Mark’s Jesus is in despair, not knowing what is to come. He says nothing on His way to His crucifixion. He feels forsaken by His followers and by God. Luke’s Jesus is not in despair. He is confident and knows exactly what is ahead of Him. He is concerned for others more than Himself. He speaks to others on His way to the cross. He is prepared to enter His Father’s kingdom.
We can’t say which writer gave the most accurate account of Jesus’ death. We have no way of knowing for sure. The gospels were written decades after Jesus’ death. The stories were passed on as an oral tradition until these educated Greek men wrote them down. The authors were not eye-witnesses to Jesus’ death. We risk calling some of the authors liars if we believe in one account over another. And if you think that combining the events of each account to make your own story is alright to do, then feel free to continue the Christian tradition.

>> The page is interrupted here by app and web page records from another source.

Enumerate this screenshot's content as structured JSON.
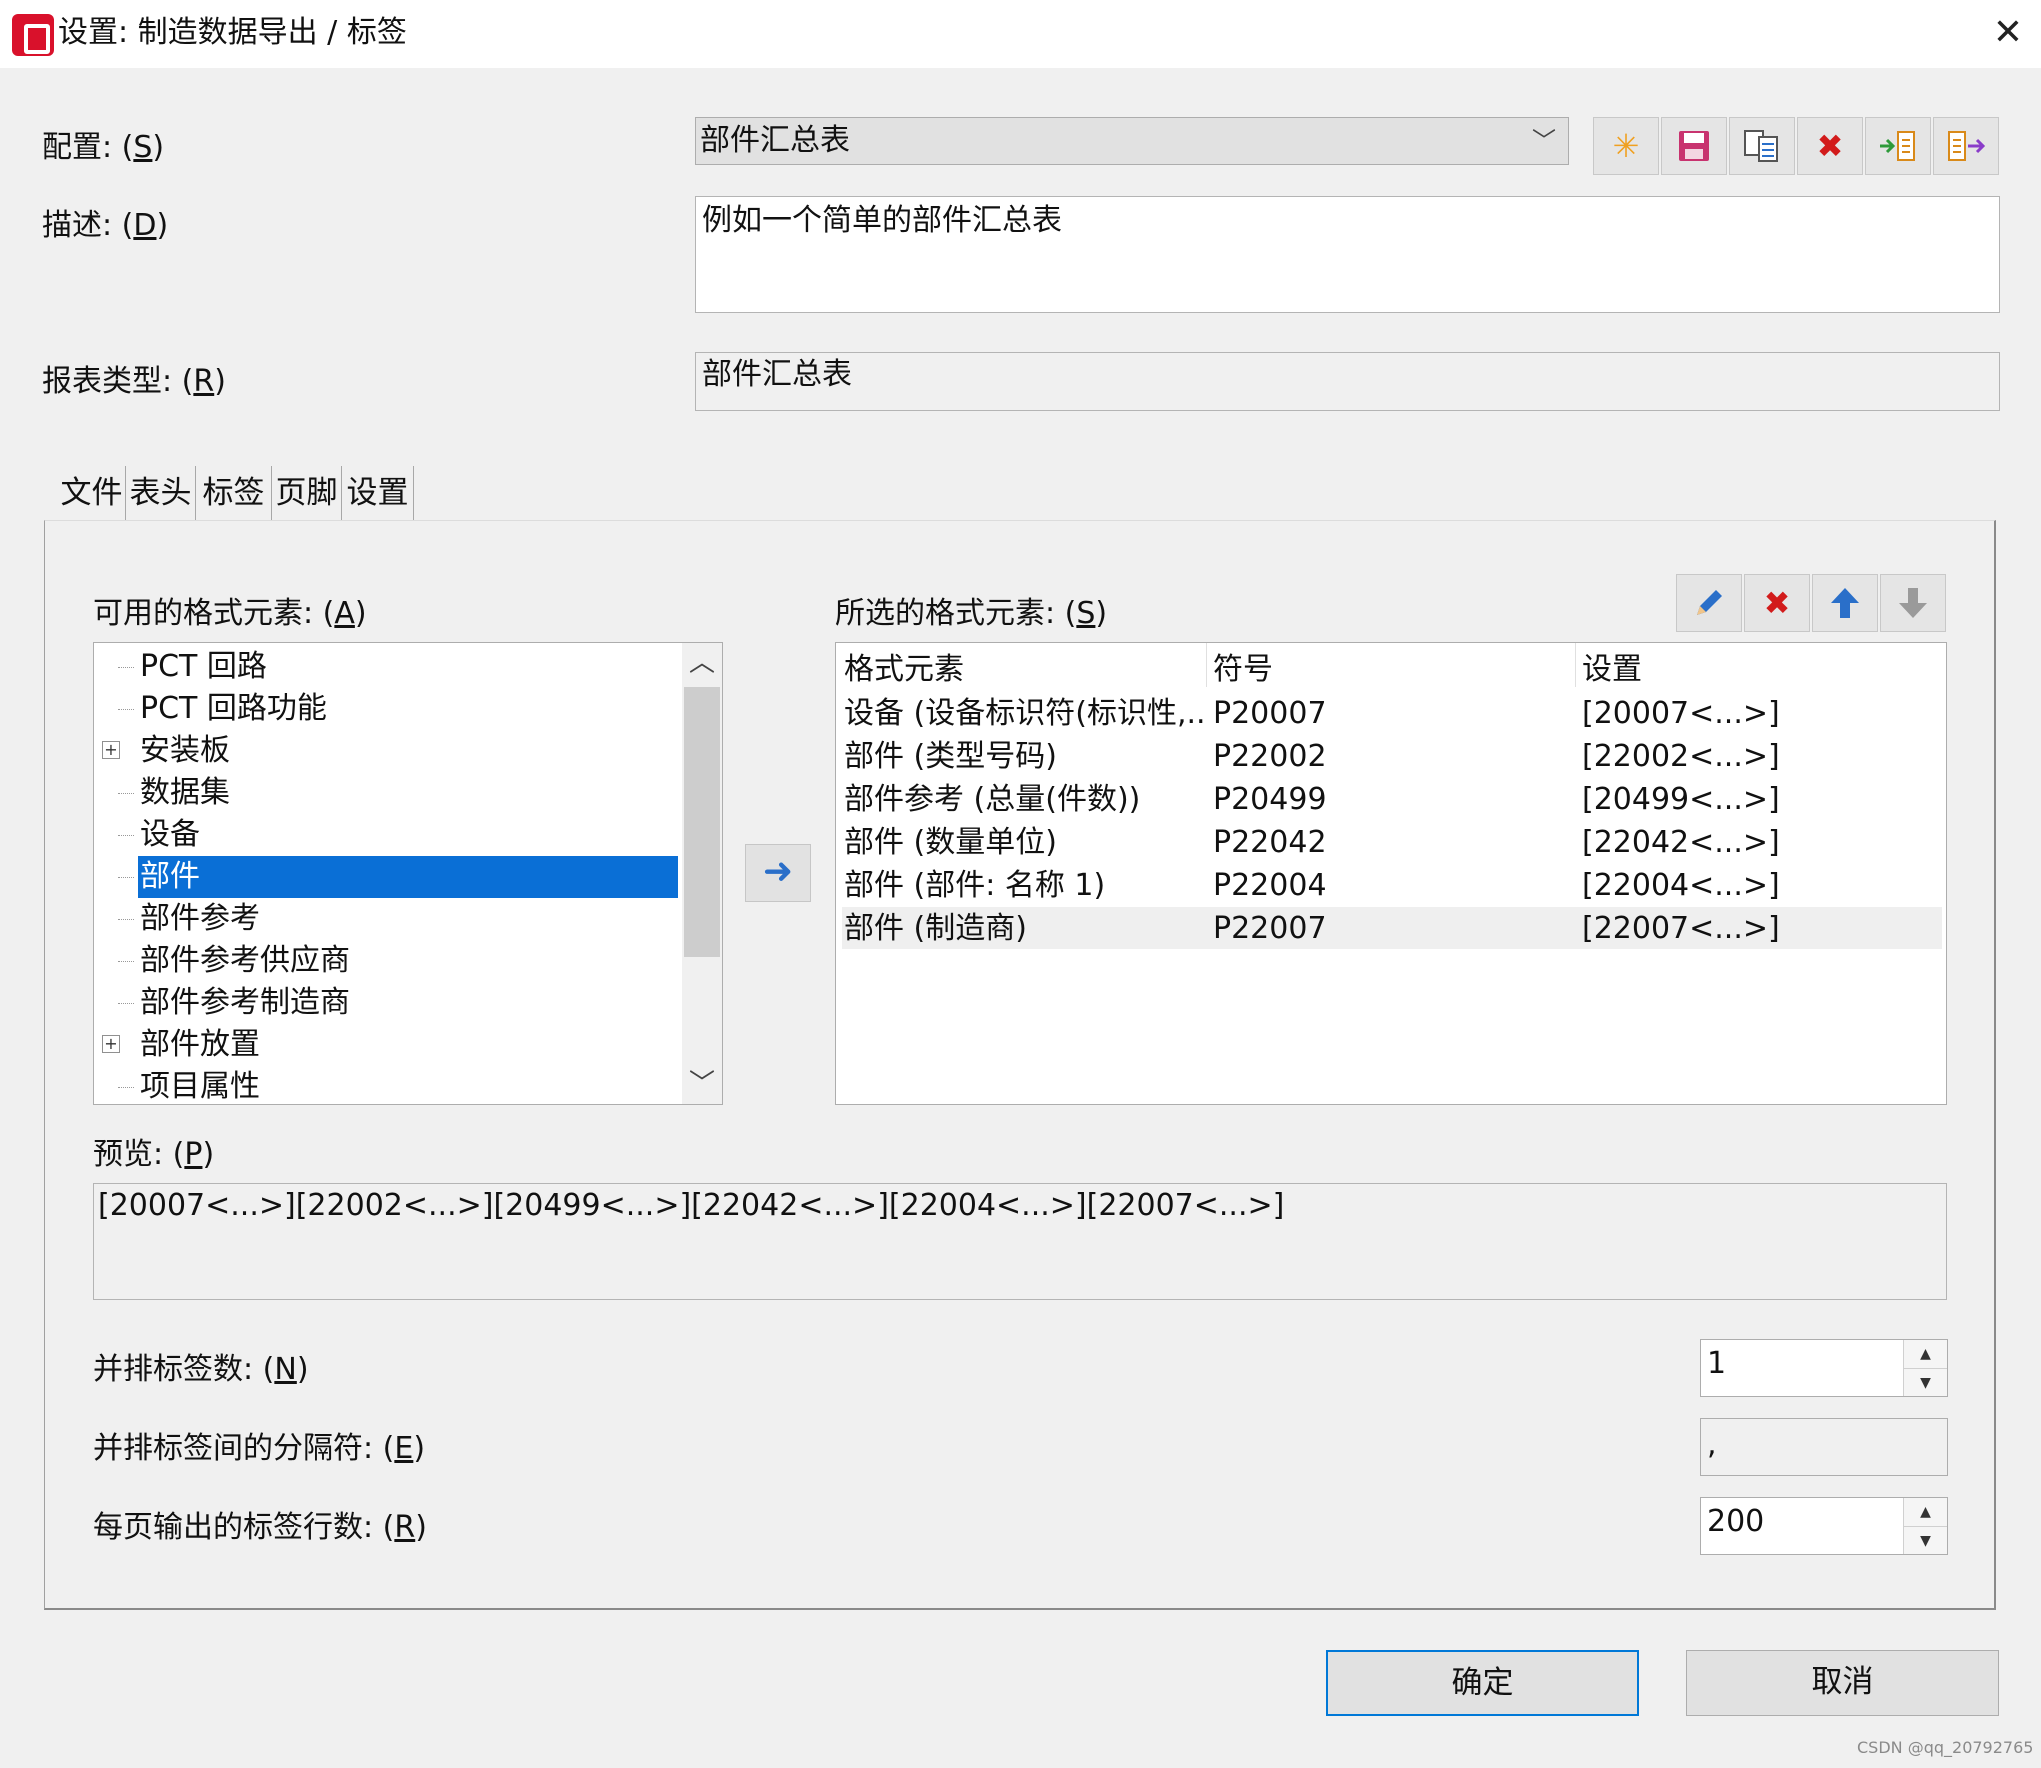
{
  "window": {
    "title": "设置: 制造数据导出 / 标签",
    "icon": "eplan-app-icon",
    "close_glyph": "✕"
  },
  "config": {
    "label_prefix": "配置: (",
    "label_key": "S",
    "label_suffix": ")",
    "value": "部件汇总表"
  },
  "description": {
    "label_prefix": "描述: (",
    "label_key": "D",
    "label_suffix": ")",
    "value": "例如一个简单的部件汇总表"
  },
  "report_type": {
    "label_prefix": "报表类型: (",
    "label_key": "R",
    "label_suffix": ")",
    "value": "部件汇总表"
  },
  "toolbar_icons": [
    "new-icon",
    "save-icon",
    "copy-icon",
    "delete-icon",
    "import-icon",
    "export-icon"
  ],
  "tabs": [
    {
      "label": "文件"
    },
    {
      "label": "表头"
    },
    {
      "label": "标签",
      "active": true
    },
    {
      "label": "页脚"
    },
    {
      "label": "设置"
    }
  ],
  "available": {
    "label_prefix": "可用的格式元素: (",
    "label_key": "A",
    "label_suffix": ")",
    "items": [
      {
        "label": "PCT 回路",
        "expandable": false
      },
      {
        "label": "PCT 回路功能",
        "expandable": false
      },
      {
        "label": "安装板",
        "expandable": true
      },
      {
        "label": "数据集",
        "expandable": false
      },
      {
        "label": "设备",
        "expandable": false
      },
      {
        "label": "部件",
        "expandable": false,
        "selected": true
      },
      {
        "label": "部件参考",
        "expandable": false
      },
      {
        "label": "部件参考供应商",
        "expandable": false
      },
      {
        "label": "部件参考制造商",
        "expandable": false
      },
      {
        "label": "部件放置",
        "expandable": true
      },
      {
        "label": "项目属性",
        "expandable": false
      }
    ]
  },
  "selected": {
    "label_prefix": "所选的格式元素: (",
    "label_key": "S",
    "label_suffix": ")",
    "columns": [
      "格式元素",
      "符号",
      "设置"
    ],
    "rows": [
      [
        "设备 (设备标识符(标识性,...",
        "P20007",
        "[20007<...>]"
      ],
      [
        "部件 (类型号码)",
        "P22002",
        "[22002<...>]"
      ],
      [
        "部件参考 (总量(件数))",
        "P20499",
        "[20499<...>]"
      ],
      [
        "部件 (数量单位)",
        "P22042",
        "[22042<...>]"
      ],
      [
        "部件 (部件: 名称 1)",
        "P22004",
        "[22004<...>]"
      ],
      [
        "部件 (制造商)",
        "P22007",
        "[22007<...>]"
      ]
    ],
    "highlighted_row": 5
  },
  "preview": {
    "label_prefix": "预览: (",
    "label_key": "P",
    "label_suffix": ")",
    "value": "[20007<...>][22002<...>][20499<...>][22042<...>][22004<...>][22007<...>]"
  },
  "labels_side_by_side": {
    "label_prefix": "并排标签数: (",
    "label_key": "N",
    "label_suffix": ")",
    "value": "1"
  },
  "separator": {
    "label_prefix": "并排标签间的分隔符: (",
    "label_key": "E",
    "label_suffix": ")",
    "value": ","
  },
  "rows_per_page": {
    "label_prefix": "每页输出的标签行数: (",
    "label_key": "R",
    "label_suffix": ")",
    "value": "200"
  },
  "buttons": {
    "ok": "确定",
    "cancel": "取消"
  },
  "watermark": "CSDN @qq_20792765"
}
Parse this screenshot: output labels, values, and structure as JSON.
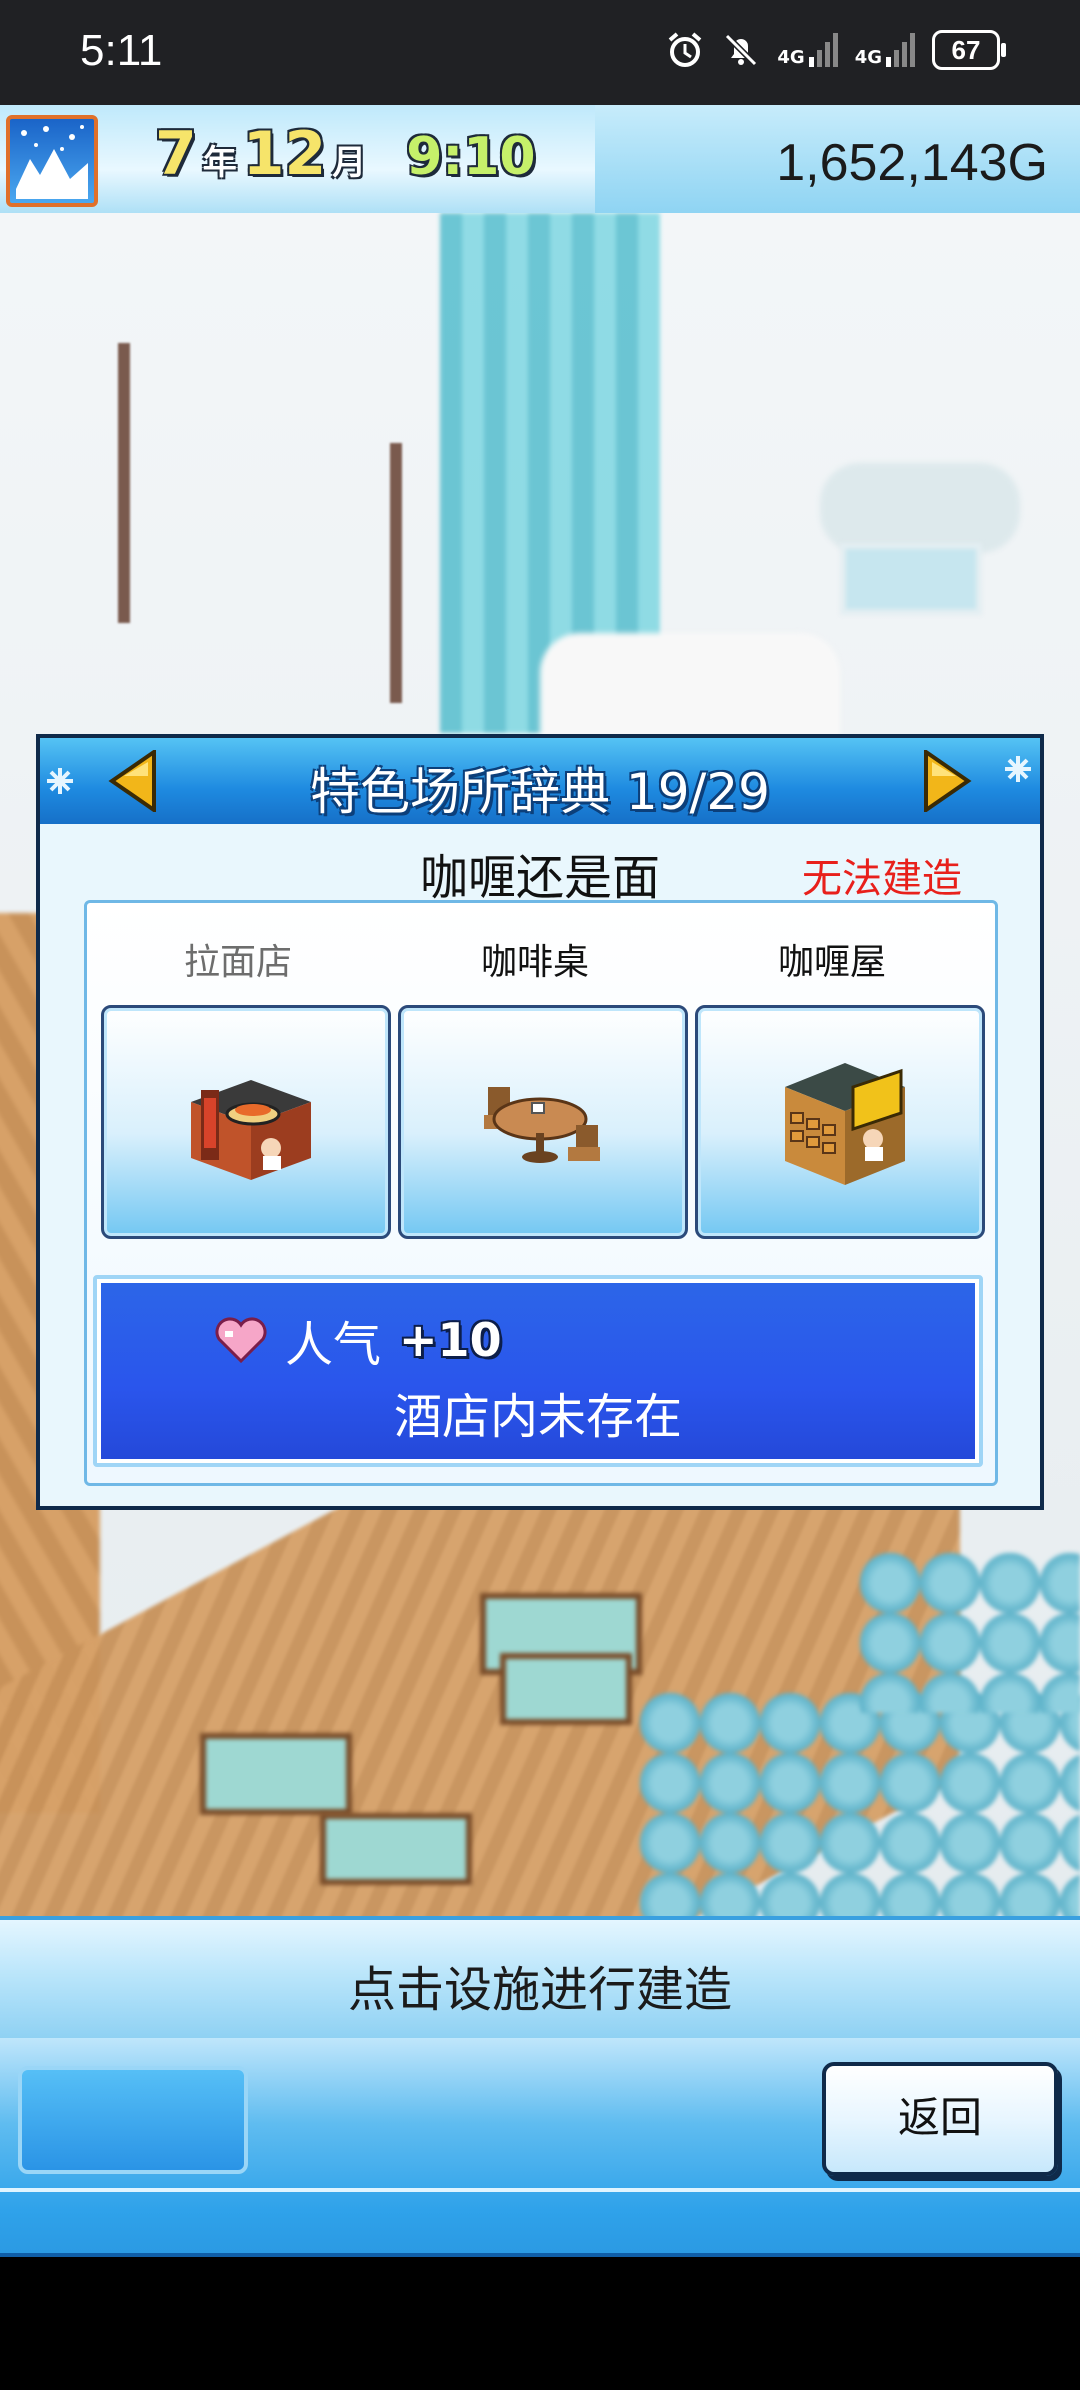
{
  "status_bar": {
    "time": "5:11",
    "network1": "4G",
    "network2": "4G",
    "battery": "67"
  },
  "hud": {
    "year": "7",
    "year_unit": "年",
    "month": "12",
    "month_unit": "月",
    "clock": "9:10",
    "money": "1,652,143G"
  },
  "dialog": {
    "title": "特色场所辞典 19/29",
    "subtitle": "咖喱还是面",
    "status": "无法建造",
    "status_color": "#e8201b",
    "items": [
      {
        "label": "拉面店",
        "icon": "ramen-shop-icon",
        "available": false
      },
      {
        "label": "咖啡桌",
        "icon": "cafe-table-icon",
        "available": true
      },
      {
        "label": "咖喱屋",
        "icon": "curry-house-icon",
        "available": true
      }
    ],
    "effect": {
      "label": "人气",
      "value": "+10",
      "icon": "heart-icon"
    },
    "info": "酒店内未存在"
  },
  "bottom": {
    "hint": "点击设施进行建造",
    "back_label": "返回"
  }
}
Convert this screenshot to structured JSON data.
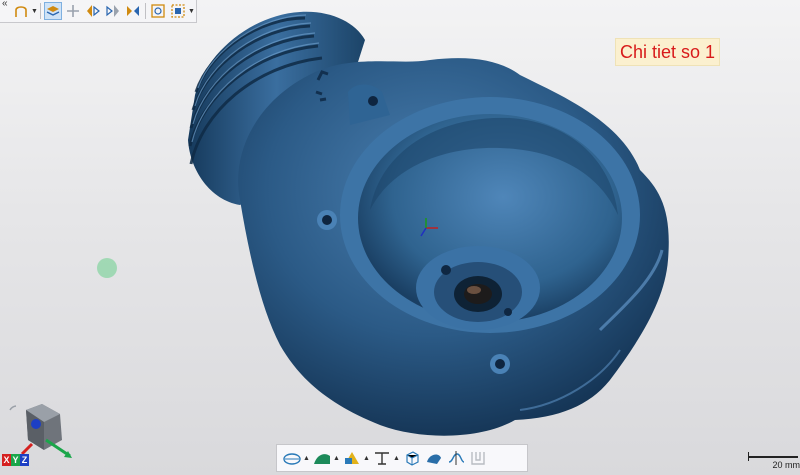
{
  "label": {
    "text": "Chi tiet so 1"
  },
  "scale": {
    "text": "20 mm"
  },
  "axis": {
    "x": "X",
    "y": "Y",
    "z": "Z"
  },
  "top_toolbar": {
    "collapse": "«",
    "tools": [
      "select-shape-icon",
      "view-layers-icon",
      "move-icon",
      "flip-left-icon",
      "flip-right-icon",
      "mirror-icon",
      "frame-all-icon",
      "frame-selection-icon"
    ]
  },
  "bottom_toolbar": {
    "tools": [
      "section-view-icon",
      "surface-icon",
      "color-mapping-icon",
      "measure-icon",
      "bounding-box-icon",
      "solid-view-icon",
      "curve-icon",
      "profile-icon"
    ]
  },
  "colors": {
    "part": "#2a5882",
    "label_bg": "#fbf0cf",
    "label_text": "#d81b1b"
  }
}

For this Holy Week, I challenge you to read each “Passion” account in each one of the gospels (Matthew chapters 21-27; Mark chapters 11-15; Luke chapters 19-23; and John chapters 12-19). Take detailed notes on each account. Compare your notes. Learn what each author has to say. Become a Bible Reader. I dare you.